Also, in the package they send you a mint. At least it looked like a mint. I ate it, just to be sure. Yup, mint. Fresh breath and yarn: what’s not to like?

The website is attractive and user-friendly, which only increases the danger of people like me buying all the yarn. They aim for same-day despatch, too.

To be serious for a rare moment, I was genuinely surprised by how well the vacuum thingy and the returning-to-normal-fluffiness thingy worked for this yarn. The balls of wool are sitting beside me as I write this post, and the only visible sign of harsh treatment is that the ball bands look a bit folded. But hey, you don’t knit with the ball bands, do you? Opening up your vac-packed yarn doesn’t feel quite as nice as when you burrow into an oversized box to find pristine, organza-wrapped skeins of perfection, BUT that’s a trade-off I’m happy to make if it means my order doesn’t have to do time on the doorstep in the company of the local cat population.
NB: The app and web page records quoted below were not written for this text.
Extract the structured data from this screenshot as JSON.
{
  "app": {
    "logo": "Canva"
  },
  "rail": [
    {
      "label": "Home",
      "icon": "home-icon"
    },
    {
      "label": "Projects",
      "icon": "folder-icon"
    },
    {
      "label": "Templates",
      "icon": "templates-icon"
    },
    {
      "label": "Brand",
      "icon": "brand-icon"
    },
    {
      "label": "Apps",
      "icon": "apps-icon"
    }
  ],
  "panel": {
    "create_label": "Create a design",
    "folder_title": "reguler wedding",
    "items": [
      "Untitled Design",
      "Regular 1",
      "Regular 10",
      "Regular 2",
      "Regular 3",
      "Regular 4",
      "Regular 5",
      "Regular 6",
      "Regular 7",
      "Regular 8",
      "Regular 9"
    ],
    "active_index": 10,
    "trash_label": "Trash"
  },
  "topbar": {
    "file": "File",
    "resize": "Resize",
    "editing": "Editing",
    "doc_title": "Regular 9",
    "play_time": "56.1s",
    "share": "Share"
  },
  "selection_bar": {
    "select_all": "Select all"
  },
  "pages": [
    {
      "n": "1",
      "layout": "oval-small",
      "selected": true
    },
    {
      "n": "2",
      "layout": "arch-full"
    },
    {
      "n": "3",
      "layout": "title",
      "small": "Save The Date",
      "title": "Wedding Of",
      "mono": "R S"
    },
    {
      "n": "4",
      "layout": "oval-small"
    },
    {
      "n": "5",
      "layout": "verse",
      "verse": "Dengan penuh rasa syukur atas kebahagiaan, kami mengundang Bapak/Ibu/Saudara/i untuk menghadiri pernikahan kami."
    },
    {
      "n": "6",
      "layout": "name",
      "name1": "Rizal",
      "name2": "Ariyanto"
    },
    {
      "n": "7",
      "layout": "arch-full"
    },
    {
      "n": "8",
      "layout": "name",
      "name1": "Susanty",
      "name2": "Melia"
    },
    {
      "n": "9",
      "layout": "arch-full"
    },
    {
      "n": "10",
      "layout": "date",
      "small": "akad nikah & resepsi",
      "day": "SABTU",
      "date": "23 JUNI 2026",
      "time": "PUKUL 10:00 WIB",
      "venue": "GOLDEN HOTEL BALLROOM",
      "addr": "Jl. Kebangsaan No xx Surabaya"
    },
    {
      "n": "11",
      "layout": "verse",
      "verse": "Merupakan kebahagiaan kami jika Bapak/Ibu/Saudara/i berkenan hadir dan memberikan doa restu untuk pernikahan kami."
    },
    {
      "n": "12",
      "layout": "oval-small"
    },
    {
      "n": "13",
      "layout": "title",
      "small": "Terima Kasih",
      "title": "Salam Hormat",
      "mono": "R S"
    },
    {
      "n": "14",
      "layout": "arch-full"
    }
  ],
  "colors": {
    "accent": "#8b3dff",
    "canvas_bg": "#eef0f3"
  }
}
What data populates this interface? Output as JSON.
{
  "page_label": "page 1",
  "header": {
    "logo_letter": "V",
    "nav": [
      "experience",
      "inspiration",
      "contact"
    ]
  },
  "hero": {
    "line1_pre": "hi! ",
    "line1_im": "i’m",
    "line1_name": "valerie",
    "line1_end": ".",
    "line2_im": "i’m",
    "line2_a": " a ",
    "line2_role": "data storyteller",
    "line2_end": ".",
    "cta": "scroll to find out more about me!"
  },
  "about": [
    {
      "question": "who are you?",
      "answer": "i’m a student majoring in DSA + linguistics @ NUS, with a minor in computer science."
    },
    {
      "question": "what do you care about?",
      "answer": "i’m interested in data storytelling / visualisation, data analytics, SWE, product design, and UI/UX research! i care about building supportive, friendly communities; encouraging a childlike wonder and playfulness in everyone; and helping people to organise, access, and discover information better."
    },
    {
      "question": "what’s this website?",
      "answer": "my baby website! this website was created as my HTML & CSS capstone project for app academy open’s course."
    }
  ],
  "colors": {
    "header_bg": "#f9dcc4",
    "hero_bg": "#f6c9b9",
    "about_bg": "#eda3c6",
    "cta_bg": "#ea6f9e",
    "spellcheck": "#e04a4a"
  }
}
If you want a unique, hand-spun skein of something for your glass-cased stash, then you might want to go elsewhere, but if you want speedy low-cost deliveries of major brand yarn to knit/hook (and a mint!) then I seriously recommend looking at this supplier.



∗ That’s Knitter’s Pride to you in North America.

∗∗ Disclaimer: no actual magic is used in this process, as far as I’m aware.

Please note that this is a sponsored post, but all views are very much my own. What? Why are you looking at me like that? A lass has to top up her yarn budget now and again. Yarn doesn’t grow on trees, y’know. Well, except rayon maybe – sort of…

Also, I’m not exaggerating about our letterbox.


Filed under Yarn